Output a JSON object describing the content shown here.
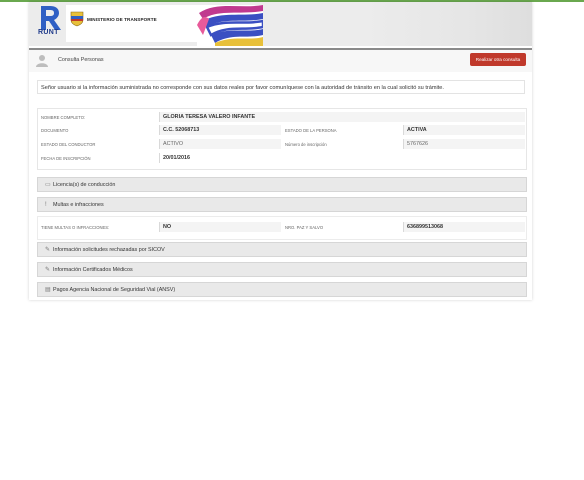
{
  "header": {
    "logo_text": "RUNT",
    "ministry": "MINISTERIO DE TRANSPORTE"
  },
  "breadcrumb": {
    "title": "Consulta Personas",
    "action_button": "Realizar otra consulta"
  },
  "notice": "Señor usuario si la información suministrada no corresponde con sus datos reales por favor comuníquese con la autoridad de tránsito en la cual solicitó su trámite.",
  "person": {
    "nombre_label": "NOMBRE COMPLETO:",
    "nombre": "GLORIA TERESA VALERO INFANTE",
    "documento_label": "DOCUMENTO",
    "documento": "C.C. 52068713",
    "estado_persona_label": "ESTADO DE LA PERSONA",
    "estado_persona": "ACTIVA",
    "estado_conductor_label": "ESTADO DEL CONDUCTOR",
    "estado_conductor": "ACTIVO",
    "inscripcion_num_label": "Número de inscripción",
    "inscripcion_num": "5767626",
    "fecha_label": "FECHA DE INSCRIPCIÓN",
    "fecha": "20/01/2016"
  },
  "sections": {
    "licencias": "Licencia(s) de conducción",
    "multas": "Multas e infracciones",
    "sicov": "Información solicitudes rechazadas por SICOV",
    "certificados": "Información Certificados Médicos",
    "ansv": "Pagos Agencia Nacional de Seguridad Vial (ANSV)"
  },
  "multas": {
    "tiene_label": "TIENE MULTAS O INFRACCIONES:",
    "tiene": "NO",
    "paz_salvo_label": "NRO. PAZ Y SALVO",
    "paz_salvo": "636899513068"
  },
  "colors": {
    "accent_button": "#c0392b",
    "top_line": "#6aa84f",
    "runt_blue": "#1f3a8a"
  }
}
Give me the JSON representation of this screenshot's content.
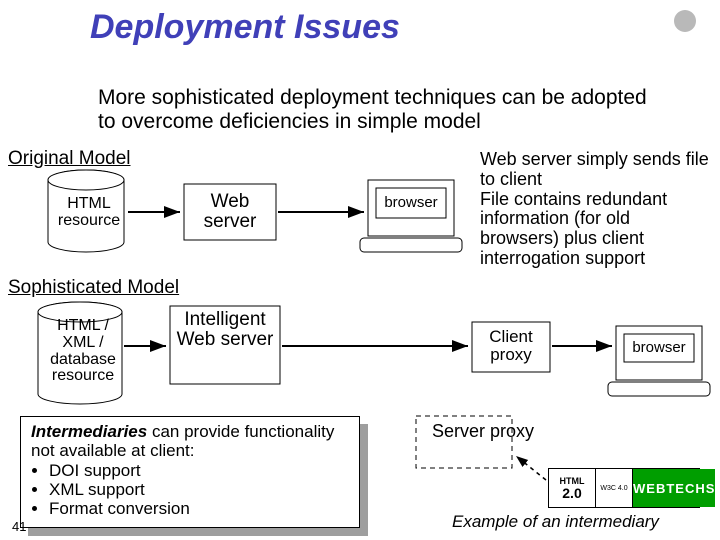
{
  "title": "Deployment Issues",
  "intro": "More sophisticated deployment techniques can be adopted to overcome deficiencies in simple model",
  "headers": {
    "original": "Original Model",
    "sophisticated": "Sophisticated Model"
  },
  "original": {
    "resource": "HTML resource",
    "server": "Web server",
    "client": "browser",
    "description": "Web server simply sends file to client\nFile contains redundant information (for old browsers) plus client interrogation support"
  },
  "sophisticated": {
    "resource": "HTML / XML  / database resource",
    "server": "Intelligent Web server",
    "client_proxy": "Client proxy",
    "server_proxy": "Server proxy",
    "client": "browser"
  },
  "intermediary_note": {
    "lead": "Intermediaries",
    "body": " can provide functionality not available at client:",
    "bullets": [
      "DOI support",
      "XML support",
      "Format conversion"
    ]
  },
  "example_caption": "Example of an intermediary",
  "badges": {
    "html_top": "HTML",
    "html_ver": "2.0",
    "w3c": "W3C 4.0",
    "webtechs": "WEBTECHS"
  },
  "page_number": "41"
}
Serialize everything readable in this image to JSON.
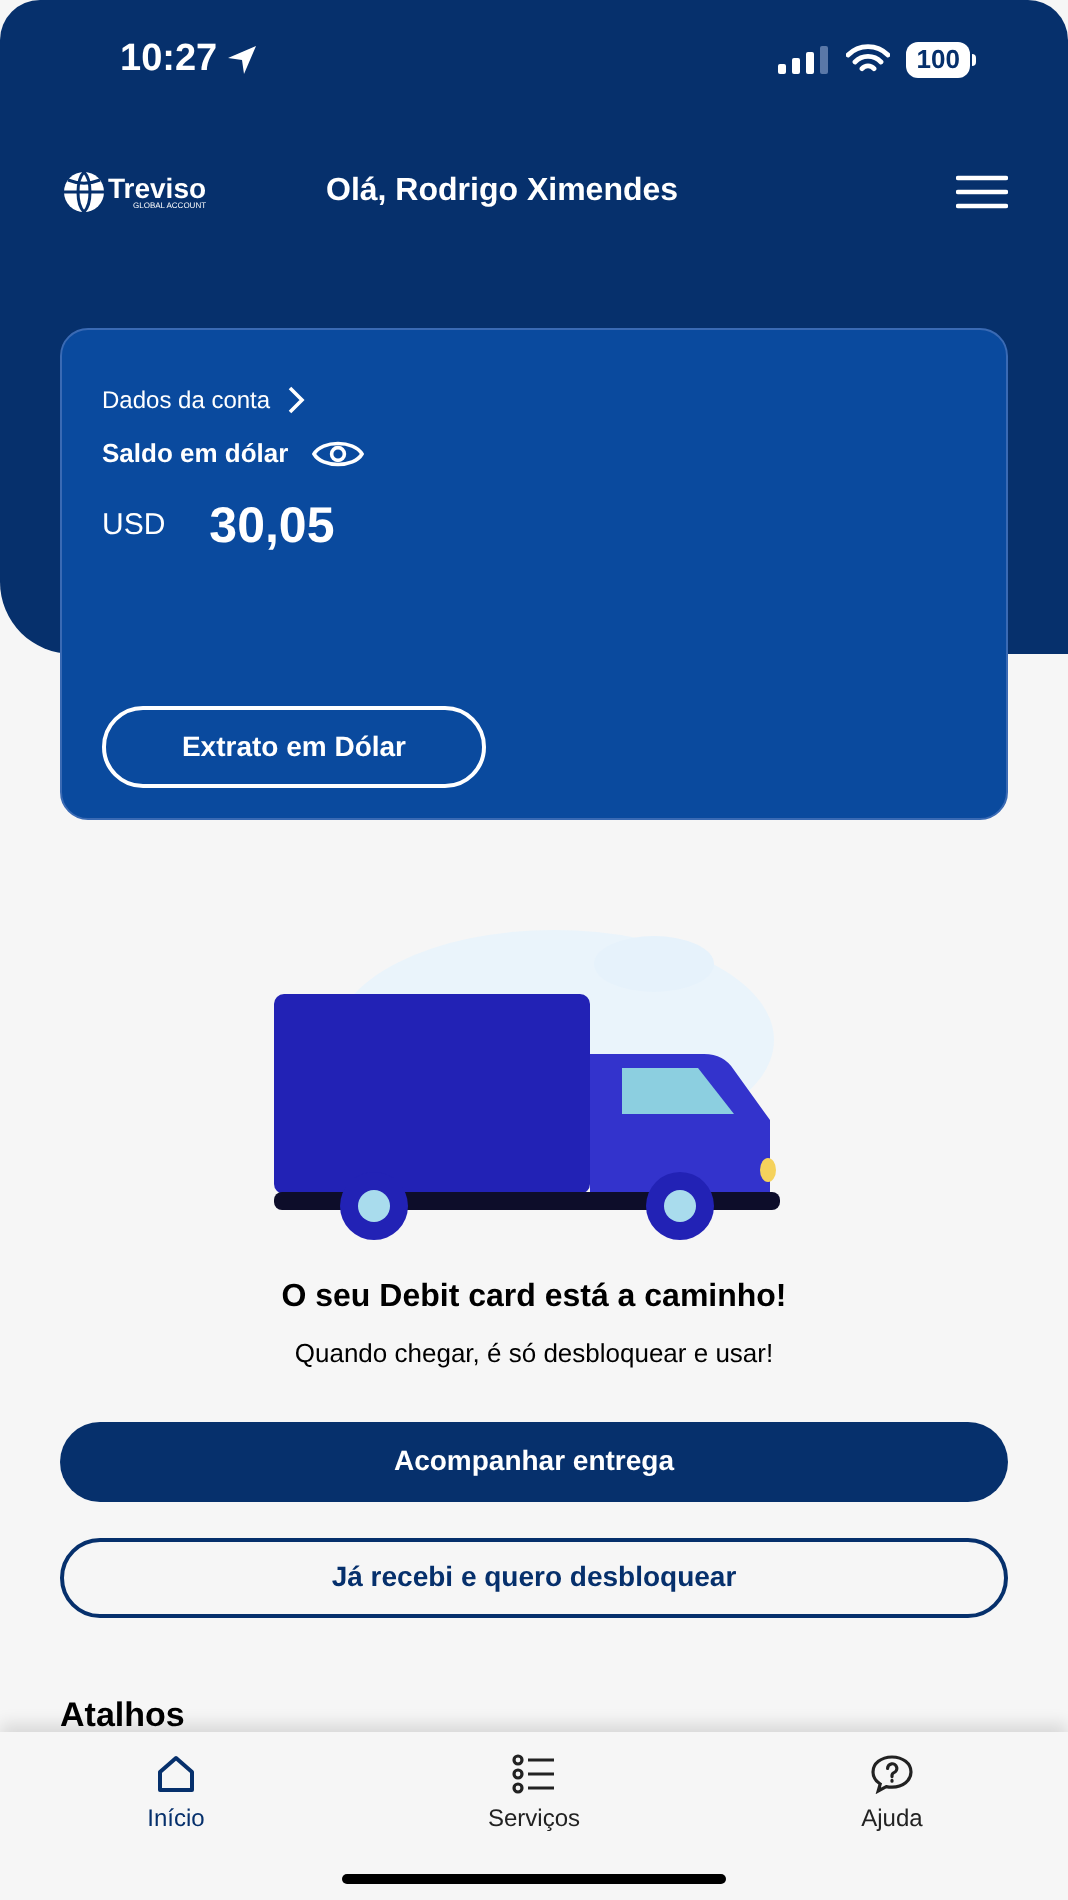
{
  "status_bar": {
    "time": "10:27",
    "battery": "100"
  },
  "header": {
    "logo": "Treviso",
    "logo_tagline": "GLOBAL ACCOUNT",
    "greeting": "Olá, Rodrigo Ximendes"
  },
  "account_card": {
    "link": "Dados da conta",
    "balance_label": "Saldo em dólar",
    "currency": "USD",
    "amount": "30,05",
    "button": "Extrato em Dólar"
  },
  "delivery": {
    "title": "O seu Debit card está a caminho!",
    "subtitle": "Quando chegar, é só desbloquear e usar!",
    "primary_button": "Acompanhar entrega",
    "secondary_button": "Já recebi e quero desbloquear"
  },
  "shortcuts": {
    "title": "Atalhos"
  },
  "tab_bar": [
    {
      "label": "Início",
      "kind": "home",
      "selected": true
    },
    {
      "label": "Serviços",
      "kind": "list",
      "selected": false
    },
    {
      "label": "Ajuda",
      "kind": "help",
      "selected": false
    }
  ]
}
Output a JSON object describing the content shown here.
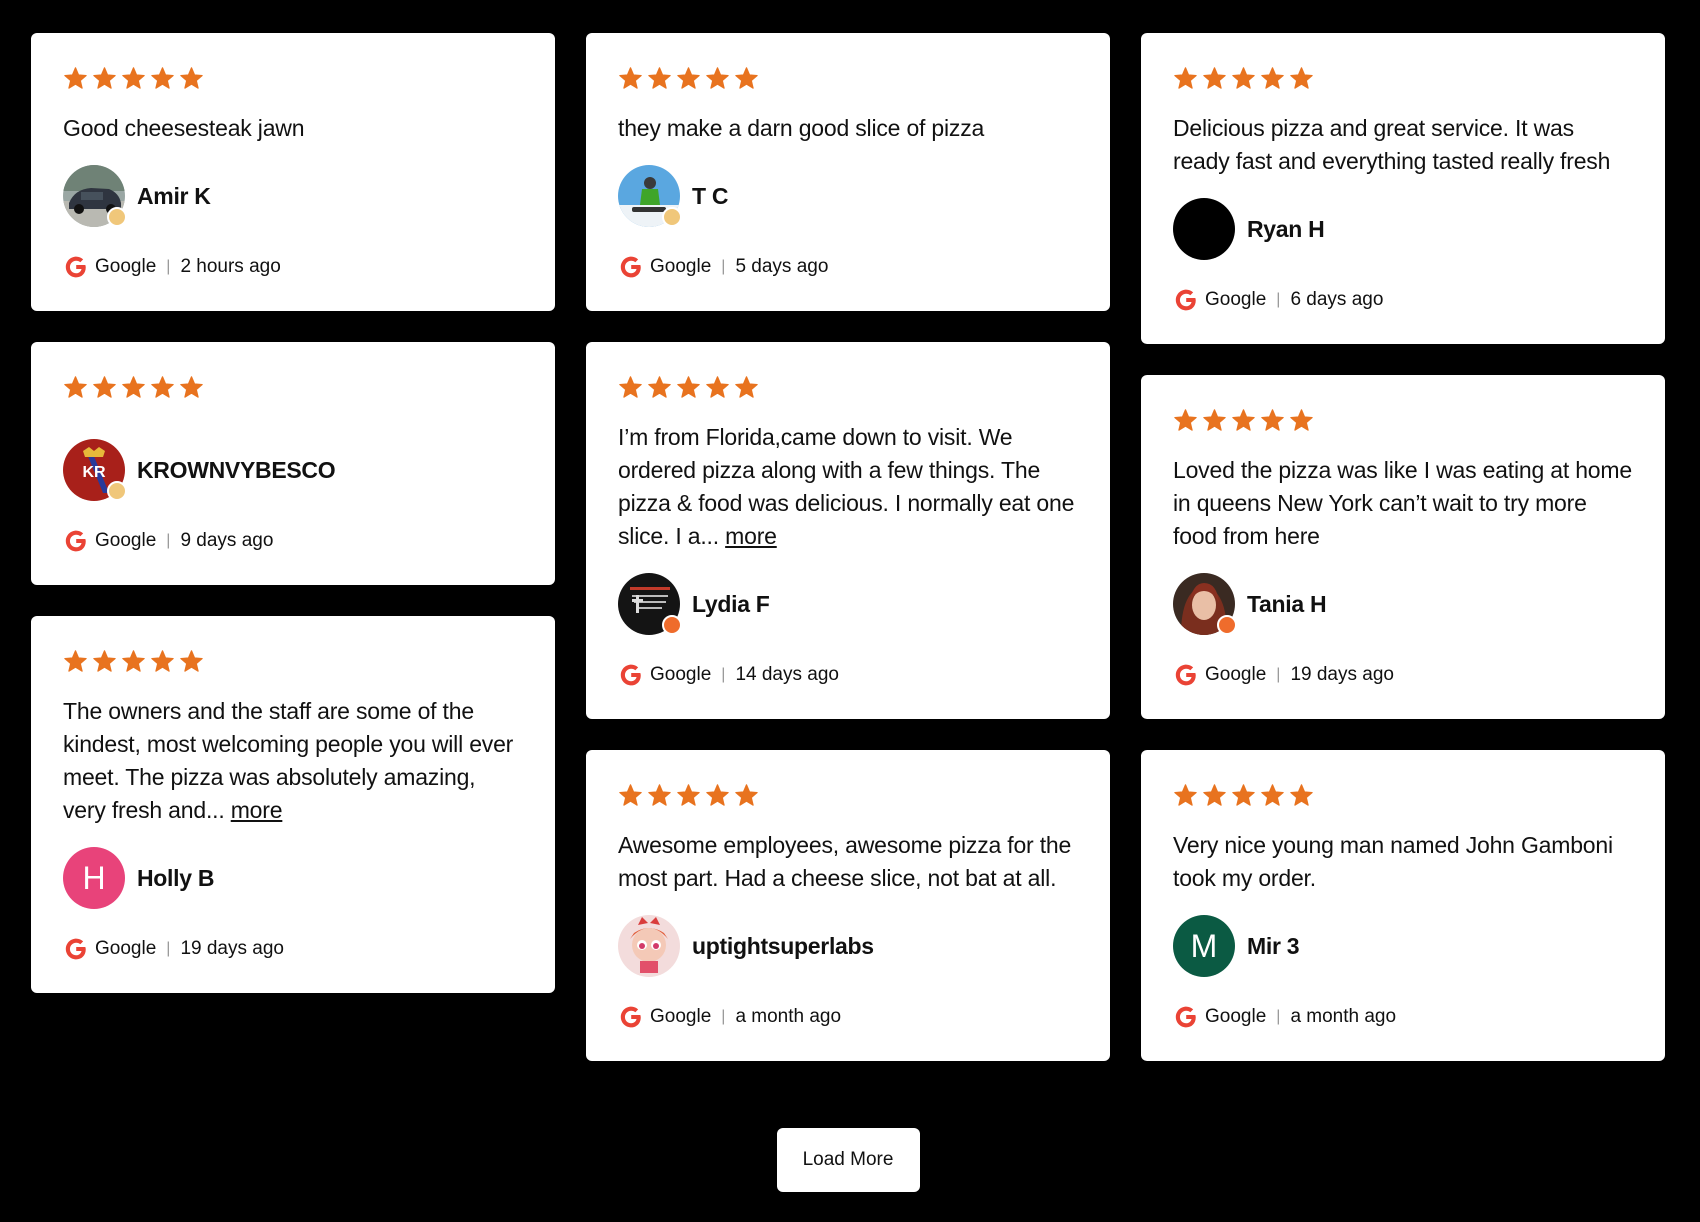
{
  "colors": {
    "star": "#e8731f",
    "google_red": "#ea4335",
    "background": "#000000",
    "card": "#ffffff"
  },
  "reviews": [
    {
      "id": "amir",
      "rating": 5,
      "text": "Good cheesesteak jawn",
      "more": "",
      "author": "Amir K",
      "avatar_type": "photo-car",
      "source": "Google",
      "time": "2 hours ago"
    },
    {
      "id": "krown",
      "rating": 5,
      "text": "",
      "more": "",
      "author": "KROWNVYBESCO",
      "avatar_type": "photo-kr-logo",
      "avatar_text": "KR",
      "source": "Google",
      "time": "9 days ago"
    },
    {
      "id": "holly",
      "rating": 5,
      "text": "The owners and the staff are some of the kindest, most welcoming people you will ever meet. The pizza was absolutely amazing, very fresh and...",
      "more": "more",
      "author": "Holly B",
      "avatar_type": "letter",
      "avatar_letter": "H",
      "avatar_color": "#e8437a",
      "source": "Google",
      "time": "19 days ago"
    },
    {
      "id": "tc",
      "rating": 5,
      "text": "they make a darn good slice of pizza",
      "more": "",
      "author": "T C",
      "avatar_type": "photo-snowboard",
      "source": "Google",
      "time": "5 days ago"
    },
    {
      "id": "lydia",
      "rating": 5,
      "text": "I’m from Florida,came down to visit. We ordered pizza along with a few things. The pizza & food was delicious. I normally eat one slice. I a...",
      "more": "more",
      "author": "Lydia F",
      "avatar_type": "photo-dark",
      "source": "Google",
      "time": "14 days ago"
    },
    {
      "id": "uptight",
      "rating": 5,
      "text": "Awesome employees, awesome pizza for the most part. Had a cheese slice, not bat at all.",
      "more": "",
      "author": "uptightsuperlabs",
      "avatar_type": "photo-cartoon",
      "source": "Google",
      "time": "a month ago"
    },
    {
      "id": "ryan",
      "rating": 5,
      "text": "Delicious pizza and great service. It was ready fast and everything tasted really fresh",
      "more": "",
      "author": "Ryan H",
      "avatar_type": "photo-black",
      "source": "Google",
      "time": "6 days ago"
    },
    {
      "id": "tania",
      "rating": 5,
      "text": "Loved the pizza was like I was eating at home in queens New York can’t wait to try more food from here",
      "more": "",
      "author": "Tania H",
      "avatar_type": "photo-portrait",
      "source": "Google",
      "time": "19 days ago"
    },
    {
      "id": "mir",
      "rating": 5,
      "text": "Very nice young man named John Gamboni took my order.",
      "more": "",
      "author": "Mir 3",
      "avatar_type": "letter",
      "avatar_letter": "M",
      "avatar_color": "#0b5a43",
      "source": "Google",
      "time": "a month ago"
    }
  ],
  "load_more": {
    "label": "Load More"
  }
}
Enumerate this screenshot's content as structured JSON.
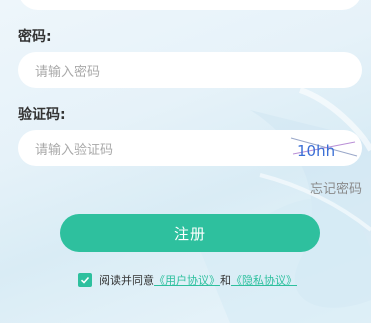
{
  "password": {
    "label": "密码:",
    "placeholder": "请输入密码"
  },
  "captcha": {
    "label": "验证码:",
    "placeholder": "请输入验证码",
    "image_text": "10hh"
  },
  "forgot_password": "忘记密码",
  "register_button": "注册",
  "agreement": {
    "prefix": "阅读并同意",
    "user_agreement": "《用户协议》",
    "and": "和",
    "privacy_agreement": "《隐私协议》"
  },
  "colors": {
    "accent": "#2ec09e",
    "captcha_blue": "#3b6fd6",
    "captcha_purple": "#8e3ccf"
  }
}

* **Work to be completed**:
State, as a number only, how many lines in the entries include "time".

* **Exercise answer**:
10